3. Compounding frequency using the average daily balance method. Any compounding frequency, including daily compounding, can be used when calculating dividends using the average daily balance method. (See comment 707.7(b), which does not require credit unions to compound or credit dividends at any particular frequency).
1. Statements triggered by Regulation E. Credit unions may, but need not, use this formula to calculate the annual percentage yield earned for accounts that receive quarterly statements and that are subject to Regulation E's rule calling for monthly statements when an electronic fund transfer has occurred. They may do so even though no monthly statement was issued during a specific quarter. This formula must be used for accounts that compound and credit dividends quarterly and that receive monthly statements, triggered by Regulation E, which comply with the provisions of § 707.6.
2. Days in compounding period. Credit unions using the special annual percentage yield earned formula must use the actual number of days in the compounding period.
1. Modifications. Credit unions that modify the model clauses will be deemed in compliance as long as they do not delete information required by TISA or regulation or rearrange the format so as to affect the substance or clarity of the disclosures.
2. Format. Credit unions may use inserts to a document (see Sample Form B-11) or fill-in blanks (see Sample Forms B-4 and B-5, which use double underlining to indicate terms that have been filled in) to show current rates, fees or other terms.

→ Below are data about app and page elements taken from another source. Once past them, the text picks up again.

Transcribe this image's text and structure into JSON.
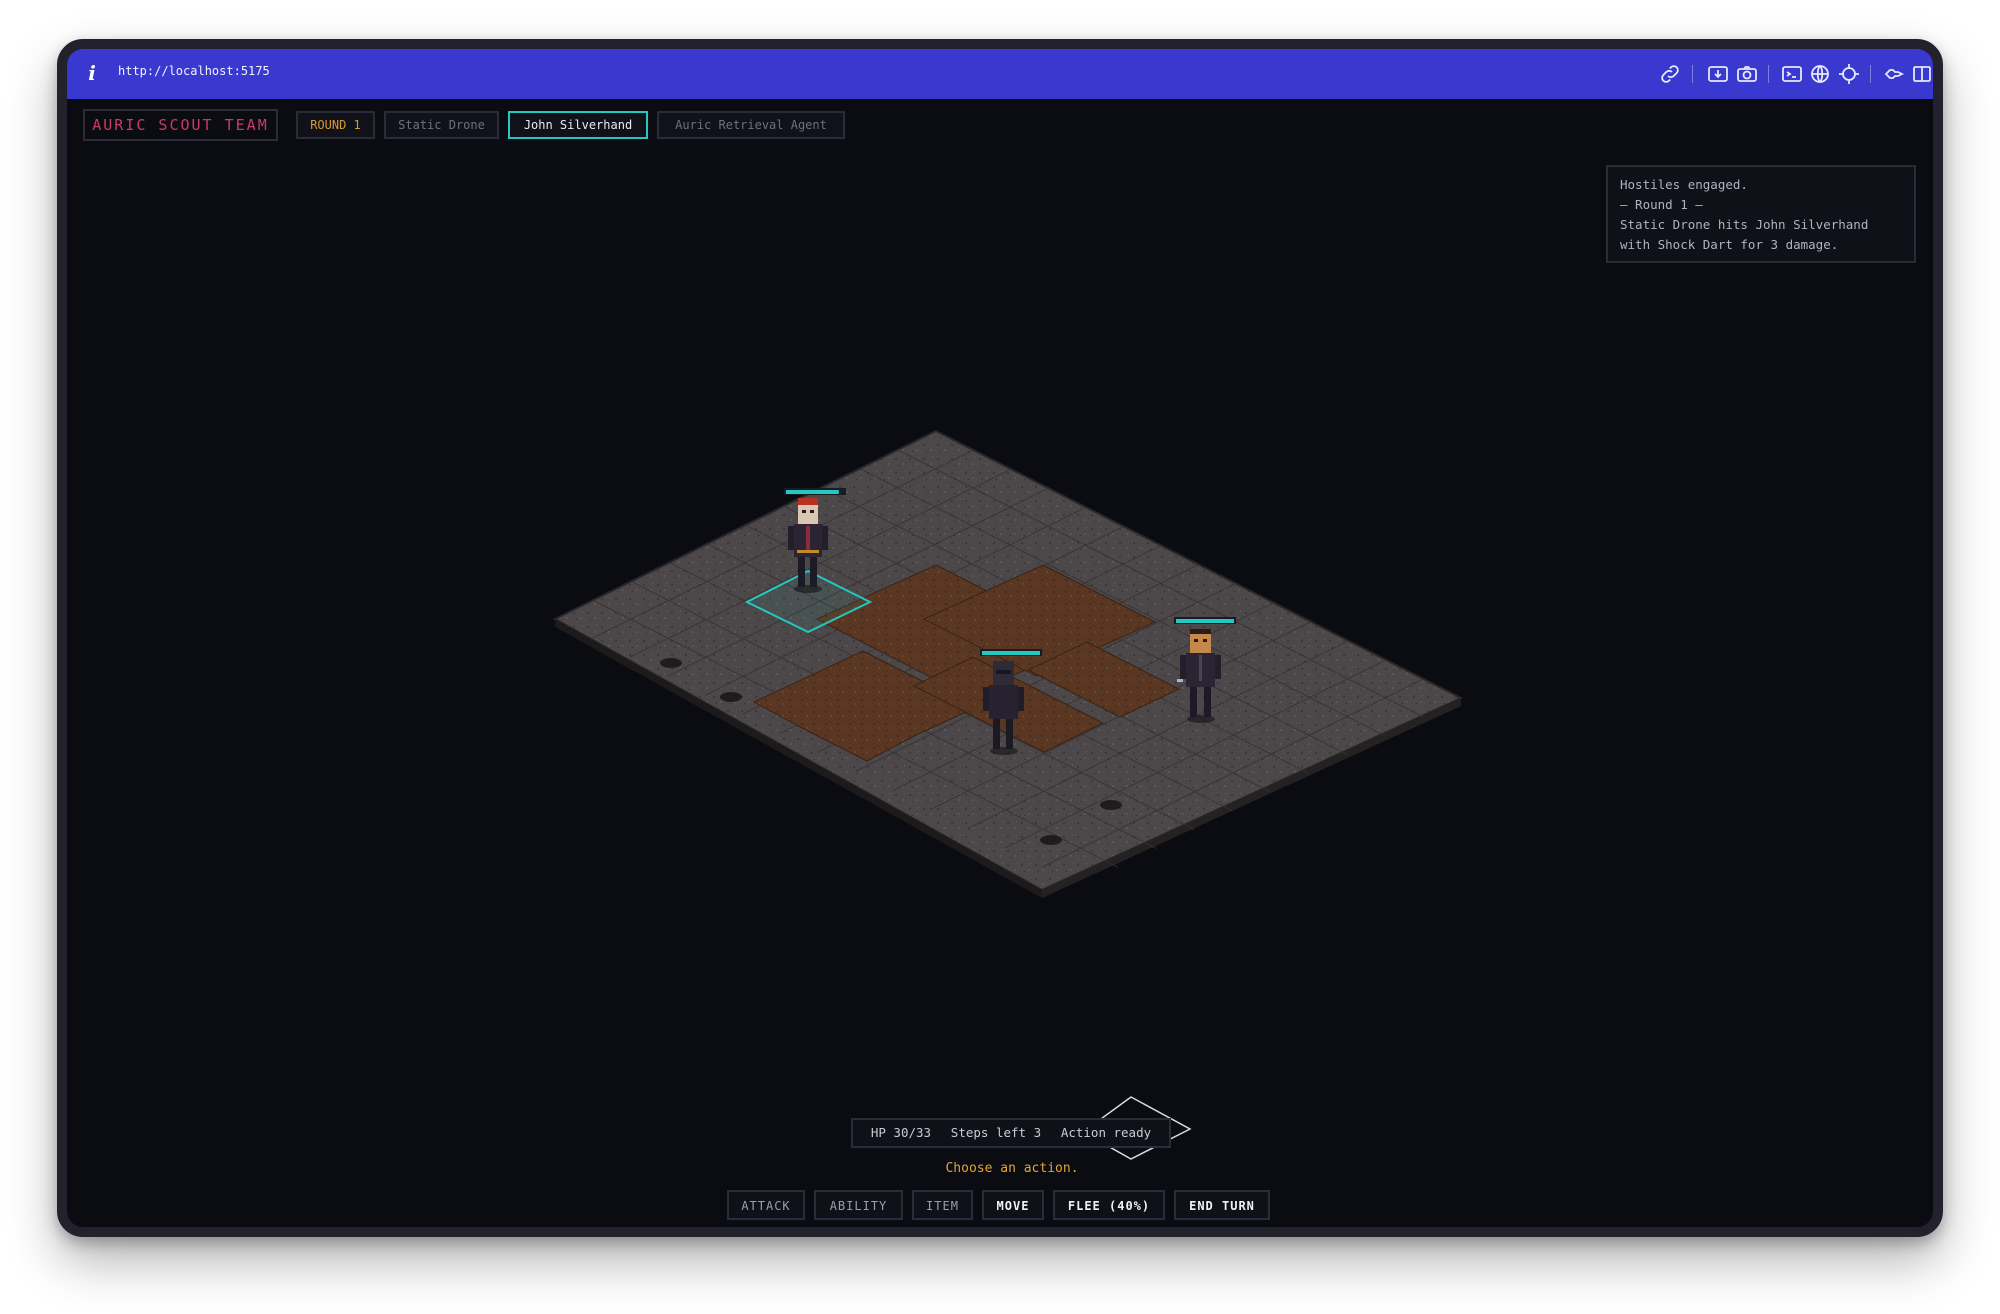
{
  "browser": {
    "url": "http://localhost:5175",
    "info_label": "i",
    "toolbar_icons": [
      "link-icon",
      "screenshot-icon",
      "camera-icon",
      "terminal-icon",
      "globe-icon",
      "crosshair-icon",
      "extension-icon",
      "split-view-icon"
    ]
  },
  "hud": {
    "team": "AURIC SCOUT TEAM",
    "round": "ROUND 1",
    "turn_order": [
      "Static Drone",
      "John Silverhand",
      "Auric Retrieval Agent"
    ],
    "active_turn": "John Silverhand"
  },
  "combat_log": [
    "Hostiles engaged.",
    "— Round 1 —",
    "Static Drone hits John Silverhand",
    "with Shock Dart for 3 damage."
  ],
  "status": {
    "hp": "HP 30/33",
    "steps": "Steps left 3",
    "action": "Action ready"
  },
  "prompt": "Choose an action.",
  "actions": [
    "ATTACK",
    "ABILITY",
    "ITEM",
    "MOVE",
    "FLEE (40%)",
    "END TURN"
  ],
  "units": [
    {
      "role": "player",
      "hp_fraction": 0.91
    },
    {
      "role": "enemy",
      "hp_fraction": 1.0
    },
    {
      "role": "enemy",
      "hp_fraction": 1.0
    }
  ],
  "colors": {
    "topbar": "#3a39cf",
    "background": "#0b0c12",
    "accent_cyan": "#23c8c1",
    "team_red": "#c93a66",
    "round_gold": "#d59a30",
    "floor_stone": "#4c4748",
    "floor_dirt": "#5a3722"
  }
}
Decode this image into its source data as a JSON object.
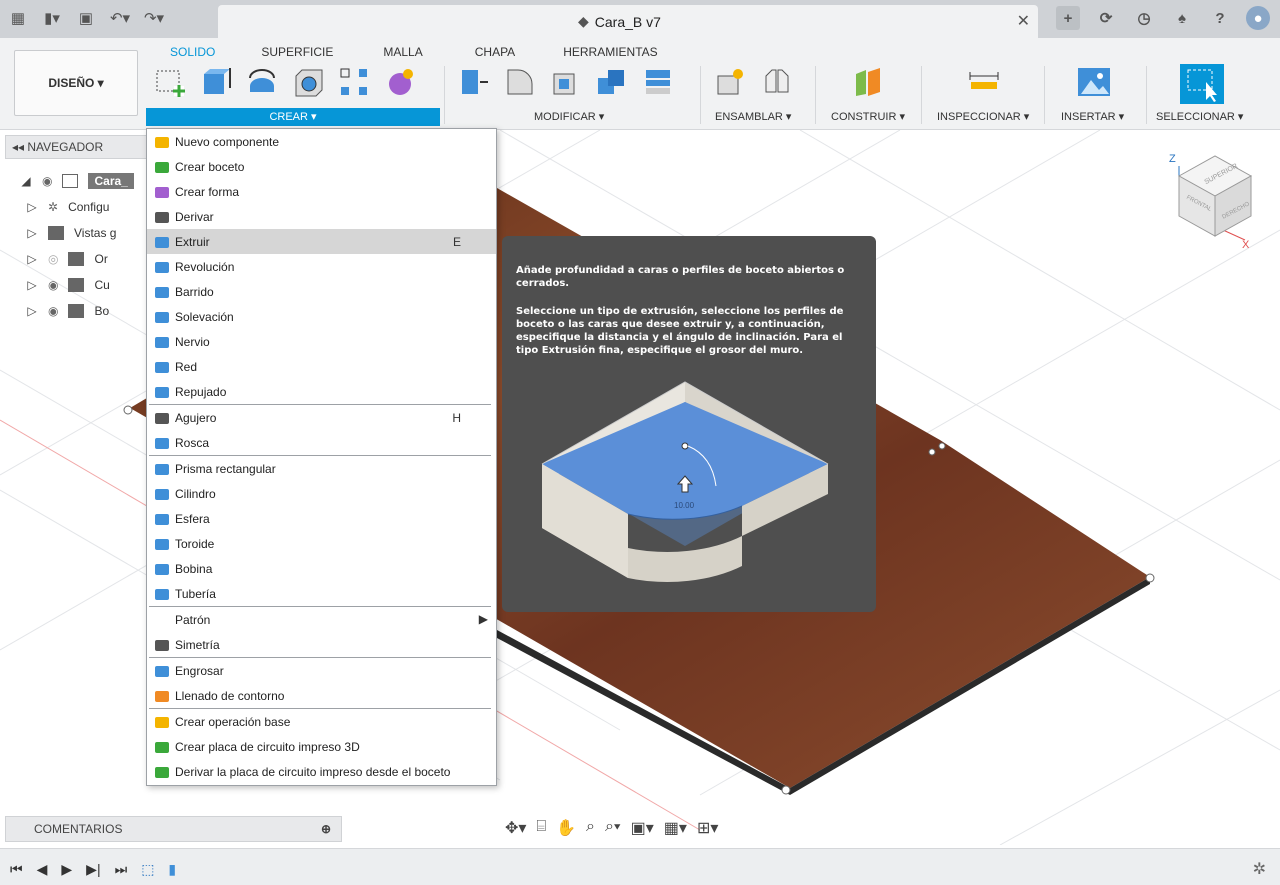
{
  "titlebar": {
    "doc_title": "Cara_B v7",
    "icons": [
      "grid-icon",
      "file-icon",
      "save-icon",
      "undo-icon",
      "redo-icon"
    ],
    "right_icons": [
      "add-tab-icon",
      "sync-icon",
      "history-icon",
      "notification-icon",
      "help-icon",
      "avatar"
    ]
  },
  "ribbon": {
    "tabs": [
      "SOLIDO",
      "SUPERFICIE",
      "MALLA",
      "CHAPA",
      "HERRAMIENTAS"
    ],
    "active_tab": "SOLIDO",
    "workspace": "DISEÑO ▾",
    "groups": {
      "crear": "CREAR ▾",
      "modificar": "MODIFICAR ▾",
      "ensamblar": "ENSAMBLAR ▾",
      "construir": "CONSTRUIR ▾",
      "inspeccionar": "INSPECCIONAR ▾",
      "insertar": "INSERTAR ▾",
      "seleccionar": "SELECCIONAR ▾"
    }
  },
  "navigator": {
    "title": "NAVEGADOR",
    "items": [
      {
        "label": "Cara_"
      },
      {
        "label": "Configu"
      },
      {
        "label": "Vistas g"
      },
      {
        "label": "Or"
      },
      {
        "label": "Cu"
      },
      {
        "label": "Bo"
      }
    ]
  },
  "menu": {
    "items": [
      {
        "label": "Nuevo componente",
        "icon": "new-component-icon"
      },
      {
        "label": "Crear boceto",
        "icon": "sketch-icon"
      },
      {
        "label": "Crear forma",
        "icon": "form-icon"
      },
      {
        "label": "Derivar",
        "icon": "derive-icon"
      },
      {
        "label": "Extruir",
        "icon": "extrude-icon",
        "shortcut": "E",
        "highlighted": true
      },
      {
        "label": "Revolución",
        "icon": "revolve-icon"
      },
      {
        "label": "Barrido",
        "icon": "sweep-icon"
      },
      {
        "label": "Solevación",
        "icon": "loft-icon"
      },
      {
        "label": "Nervio",
        "icon": "rib-icon"
      },
      {
        "label": "Red",
        "icon": "web-icon"
      },
      {
        "label": "Repujado",
        "icon": "emboss-icon"
      },
      {
        "label": "Agujero",
        "icon": "hole-icon",
        "shortcut": "H"
      },
      {
        "label": "Rosca",
        "icon": "thread-icon"
      },
      {
        "label": "Prisma rectangular",
        "icon": "box-icon"
      },
      {
        "label": "Cilindro",
        "icon": "cylinder-icon"
      },
      {
        "label": "Esfera",
        "icon": "sphere-icon"
      },
      {
        "label": "Toroide",
        "icon": "torus-icon"
      },
      {
        "label": "Bobina",
        "icon": "coil-icon"
      },
      {
        "label": "Tubería",
        "icon": "pipe-icon"
      },
      {
        "label": "Patrón",
        "submenu": true
      },
      {
        "label": "Simetría",
        "icon": "mirror-icon"
      },
      {
        "label": "Engrosar",
        "icon": "thicken-icon"
      },
      {
        "label": "Llenado de contorno",
        "icon": "boundary-fill-icon"
      },
      {
        "label": "Crear operación base",
        "icon": "base-feature-icon"
      },
      {
        "label": "Crear placa de circuito impreso 3D",
        "icon": "pcb-icon"
      },
      {
        "label": "Derivar la placa de circuito impreso desde el boceto",
        "icon": "pcb-derive-icon"
      }
    ]
  },
  "tooltip": {
    "line1": "Añade profundidad a caras o perfiles de boceto abiertos o cerrados.",
    "line2": "Seleccione un tipo de extrusión, seleccione los perfiles de boceto o las caras que desee extruir y, a continuación, especifique la distancia y el ángulo de inclinación. Para el tipo Extrusión fina, especifique el grosor del muro.",
    "dim_value": "10.00"
  },
  "viewcube": {
    "top": "SUPERIOR",
    "front": "FRONTAL",
    "right": "DERECHO",
    "z": "Z",
    "x": "X"
  },
  "comments": {
    "label": "COMENTARIOS",
    "add": "⊕"
  },
  "colors": {
    "accent": "#0696d7",
    "wood": "#7a3a22",
    "tooltip_bg": "#4f4f4f"
  }
}
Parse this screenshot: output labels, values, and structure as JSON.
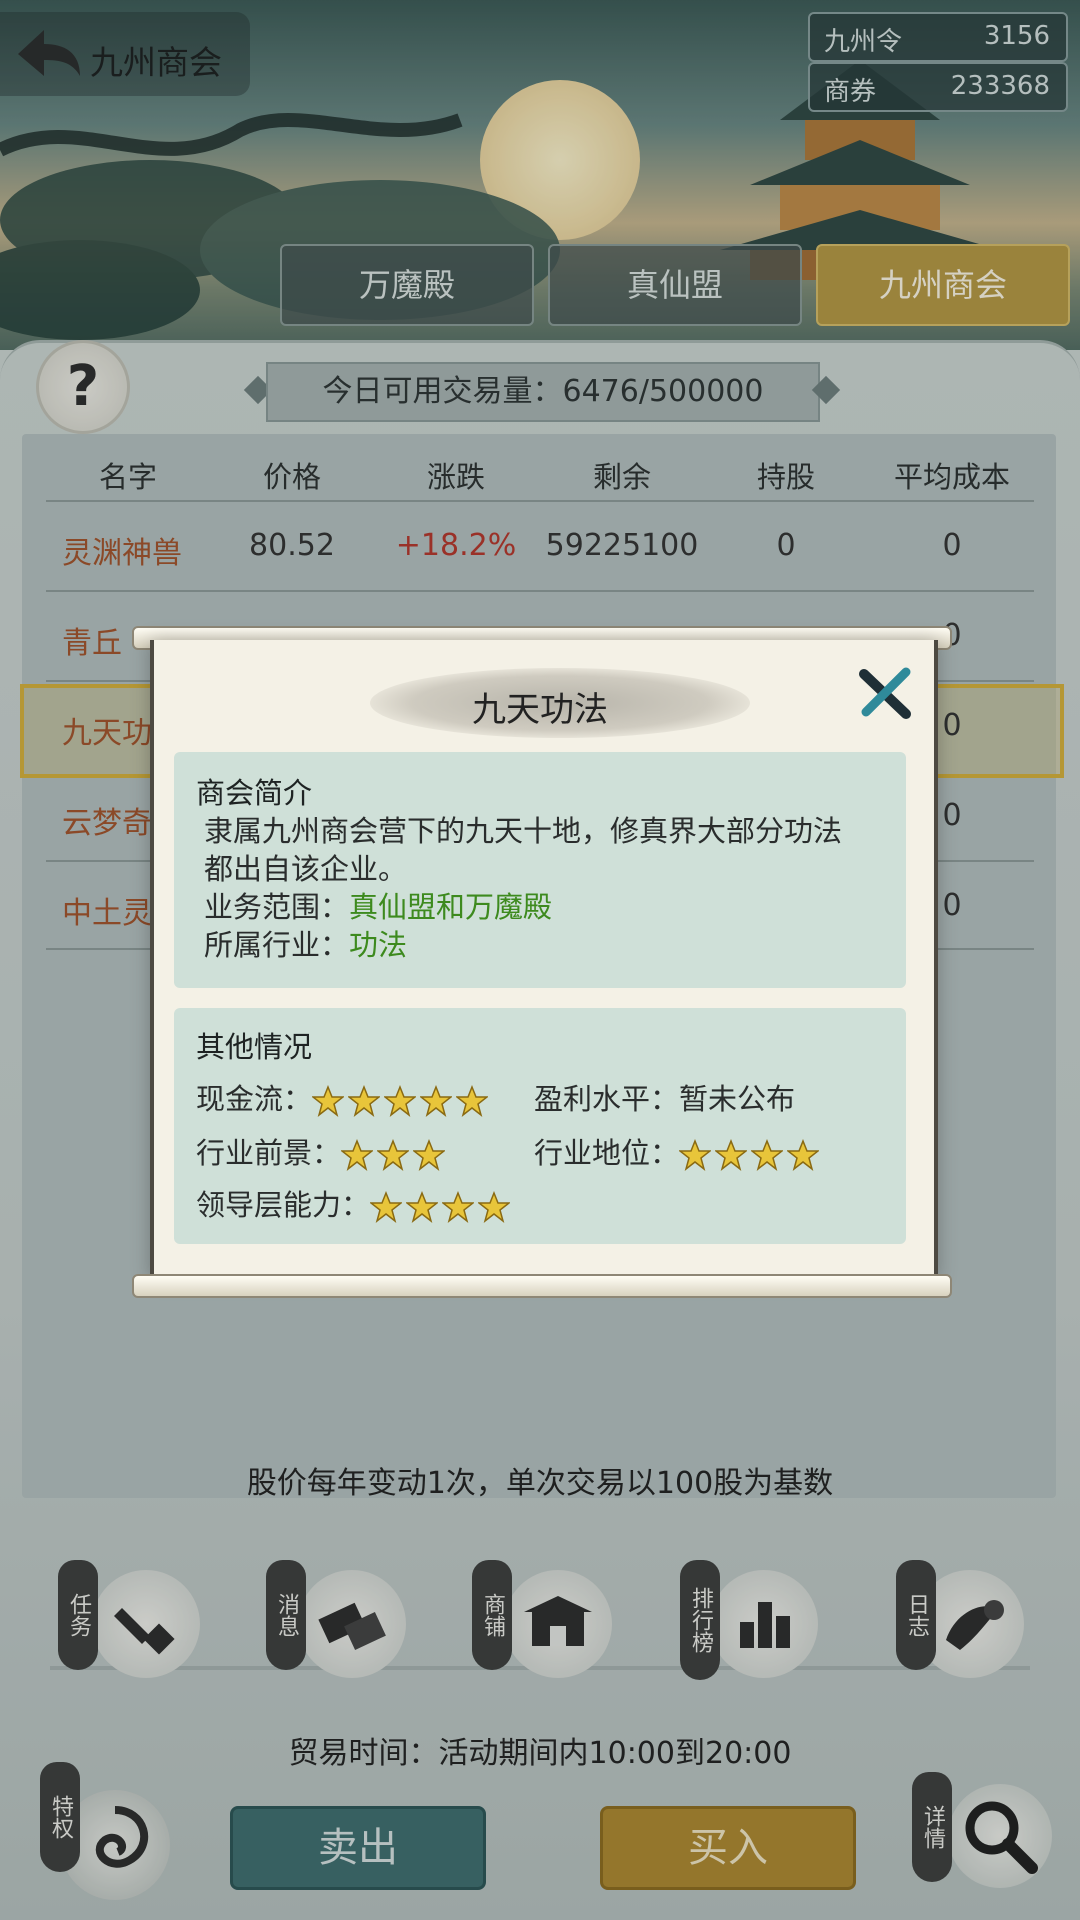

3. Disclosures for opening accounts. The sample forms illustrate the information that must be provided to a member when an account is opened, as required by § 707.4(a)(1). (See § 707.4(a)(2), which states the requirements for disclosing the annual percentage yield, the dividend rate, and the maturity of a term share account in responding to a member's request.)
4. Compliance with Regulation E. Credit unions may satisfy certain requirements under Part 707 with disclosures that meet the requirements of Regulation E. (See § 707.3(c).) The model clauses and sample forms do not give examples of disclosures that would be covered by both this regulation and Regulation E (such as disclosing the amount of a fee for ATM usage). Credit unions should consult appendix A to Regulation E for appropriate model clauses.
5. Duplicate disclosures. If a requirement such as a minimum balance applies to more than one account term (to obtain a bonus and determine the annual percentage yield, for example), credit unions need not repeat the requirement for each term, as long as it is clear which terms the requirement applies to.
6. Guide to model clauses. In the model clauses, italicized words indicate the type of disclosure a credit union should insert in the space provided (for example, a credit union might insert “March 25, 1995” in the blank for “(date)” disclosure). Brackets and diagonals (“/”) indicate a credit union must choose the alternative that describes its practice (for example, [daily balance/average daily balance]).
7. Sample forms. The sample forms (B-4 through B-11) serve a purpose different from the model clauses. They illustrate various ways of adapting the model clauses to specific accounts. The clauses shown relate only to the specific transactions described.